▶ _Exercise details_: Would you reproduce all of the entries exactly?

(Data records for software interfaces)
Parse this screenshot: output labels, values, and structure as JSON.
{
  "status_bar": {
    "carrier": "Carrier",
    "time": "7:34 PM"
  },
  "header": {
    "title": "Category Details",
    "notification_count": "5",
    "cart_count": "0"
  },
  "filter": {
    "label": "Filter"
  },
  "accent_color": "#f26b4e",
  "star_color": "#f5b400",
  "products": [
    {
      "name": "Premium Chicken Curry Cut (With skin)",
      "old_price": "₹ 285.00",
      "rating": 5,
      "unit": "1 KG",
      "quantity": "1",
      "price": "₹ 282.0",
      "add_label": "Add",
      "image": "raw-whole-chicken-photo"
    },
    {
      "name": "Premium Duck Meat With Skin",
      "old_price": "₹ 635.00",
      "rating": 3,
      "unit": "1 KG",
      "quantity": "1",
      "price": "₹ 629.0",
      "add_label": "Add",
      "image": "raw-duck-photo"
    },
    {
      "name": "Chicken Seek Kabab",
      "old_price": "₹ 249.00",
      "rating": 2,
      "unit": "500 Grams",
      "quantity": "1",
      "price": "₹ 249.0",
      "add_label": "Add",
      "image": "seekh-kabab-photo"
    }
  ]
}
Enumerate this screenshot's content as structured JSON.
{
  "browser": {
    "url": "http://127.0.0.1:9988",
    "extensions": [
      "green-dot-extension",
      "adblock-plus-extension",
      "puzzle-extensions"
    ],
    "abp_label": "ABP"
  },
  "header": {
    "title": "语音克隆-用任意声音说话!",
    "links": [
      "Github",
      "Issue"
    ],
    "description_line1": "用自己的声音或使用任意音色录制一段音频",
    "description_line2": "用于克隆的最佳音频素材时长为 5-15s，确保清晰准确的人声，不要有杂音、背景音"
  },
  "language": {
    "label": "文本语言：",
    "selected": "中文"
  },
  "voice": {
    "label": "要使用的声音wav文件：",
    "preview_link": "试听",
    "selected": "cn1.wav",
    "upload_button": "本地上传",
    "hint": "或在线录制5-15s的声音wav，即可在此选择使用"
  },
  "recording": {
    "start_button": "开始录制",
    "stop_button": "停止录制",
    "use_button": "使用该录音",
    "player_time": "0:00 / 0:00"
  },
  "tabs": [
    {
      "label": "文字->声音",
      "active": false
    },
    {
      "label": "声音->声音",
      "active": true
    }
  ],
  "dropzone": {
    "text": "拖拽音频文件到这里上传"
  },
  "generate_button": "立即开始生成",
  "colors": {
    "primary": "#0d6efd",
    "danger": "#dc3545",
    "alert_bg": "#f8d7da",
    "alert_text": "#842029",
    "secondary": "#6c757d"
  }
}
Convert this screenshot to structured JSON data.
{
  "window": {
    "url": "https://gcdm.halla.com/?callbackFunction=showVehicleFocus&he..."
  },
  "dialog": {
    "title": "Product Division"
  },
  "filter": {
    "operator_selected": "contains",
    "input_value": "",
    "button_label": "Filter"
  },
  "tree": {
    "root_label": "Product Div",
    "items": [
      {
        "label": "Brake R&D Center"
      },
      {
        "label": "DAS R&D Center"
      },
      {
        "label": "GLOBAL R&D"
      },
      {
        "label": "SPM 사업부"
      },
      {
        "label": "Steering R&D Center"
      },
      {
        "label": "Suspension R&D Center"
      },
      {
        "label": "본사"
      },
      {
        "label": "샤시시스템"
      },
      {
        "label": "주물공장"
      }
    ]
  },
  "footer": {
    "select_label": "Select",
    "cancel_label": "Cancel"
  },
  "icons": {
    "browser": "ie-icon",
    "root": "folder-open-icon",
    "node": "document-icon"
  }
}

▶ _Result of the exercise_:
Parse this screenshot: output labels, values, and structure as JSON.
{
  "status_bar": {
    "carrier": "Carrier",
    "time": "7:34 PM"
  },
  "header": {
    "title": "Category Details",
    "notification_count": "5",
    "cart_count": "0"
  },
  "filter": {
    "label": "Filter"
  },
  "accent_color": "#f26b4e",
  "star_color": "#f5b400",
  "products": [
    {
      "name": "Premium Chicken Curry Cut (With skin)",
      "old_price": "₹ 285.00",
      "rating": 5,
      "unit": "1 KG",
      "quantity": "1",
      "price": "₹ 282.0",
      "add_label": "Add",
      "image": "raw-whole-chicken-photo"
    },
    {
      "name": "Premium Duck Meat With Skin",
      "old_price": "₹ 635.00",
      "rating": 3,
      "unit": "1 KG",
      "quantity": "1",
      "price": "₹ 629.0",
      "add_label": "Add",
      "image": "raw-duck-photo"
    },
    {
      "name": "Chicken Seek Kabab",
      "old_price": "₹ 249.00",
      "rating": 2,
      "unit": "500 Grams",
      "quantity": "1",
      "price": "₹ 249.0",
      "add_label": "Add",
      "image": "seekh-kabab-photo"
    }
  ]
}
Enumerate this screenshot's content as structured JSON.
{
  "browser": {
    "url": "http://127.0.0.1:9988",
    "extensions": [
      "green-dot-extension",
      "adblock-plus-extension",
      "puzzle-extensions"
    ],
    "abp_label": "ABP"
  },
  "header": {
    "title": "语音克隆-用任意声音说话!",
    "links": [
      "Github",
      "Issue"
    ],
    "description_line1": "用自己的声音或使用任意音色录制一段音频",
    "description_line2": "用于克隆的最佳音频素材时长为 5-15s，确保清晰准确的人声，不要有杂音、背景音"
  },
  "language": {
    "label": "文本语言：",
    "selected": "中文"
  },
  "voice": {
    "label": "要使用的声音wav文件：",
    "preview_link": "试听",
    "selected": "cn1.wav",
    "upload_button": "本地上传",
    "hint": "或在线录制5-15s的声音wav，即可在此选择使用"
  },
  "recording": {
    "start_button": "开始录制",
    "stop_button": "停止录制",
    "use_button": "使用该录音",
    "player_time": "0:00 / 0:00"
  },
  "tabs": [
    {
      "label": "文字->声音",
      "active": false
    },
    {
      "label": "声音->声音",
      "active": true
    }
  ],
  "dropzone": {
    "text": "拖拽音频文件到这里上传"
  },
  "generate_button": "立即开始生成",
  "colors": {
    "primary": "#0d6efd",
    "danger": "#dc3545",
    "alert_bg": "#f8d7da",
    "alert_text": "#842029",
    "secondary": "#6c757d"
  }
}
Convert this screenshot to structured JSON data.
{
  "window": {
    "url": "https://gcdm.halla.com/?callbackFunction=showVehicleFocus&he..."
  },
  "dialog": {
    "title": "Product Division"
  },
  "filter": {
    "operator_selected": "contains",
    "input_value": "",
    "button_label": "Filter"
  },
  "tree": {
    "root_label": "Product Div",
    "items": [
      {
        "label": "Brake R&D Center"
      },
      {
        "label": "DAS R&D Center"
      },
      {
        "label": "GLOBAL R&D"
      },
      {
        "label": "SPM 사업부"
      },
      {
        "label": "Steering R&D Center"
      },
      {
        "label": "Suspension R&D Center"
      },
      {
        "label": "본사"
      },
      {
        "label": "샤시시스템"
      },
      {
        "label": "주물공장"
      }
    ]
  },
  "footer": {
    "select_label": "Select",
    "cancel_label": "Cancel"
  },
  "icons": {
    "browser": "ie-icon",
    "root": "folder-open-icon",
    "node": "document-icon"
  }
}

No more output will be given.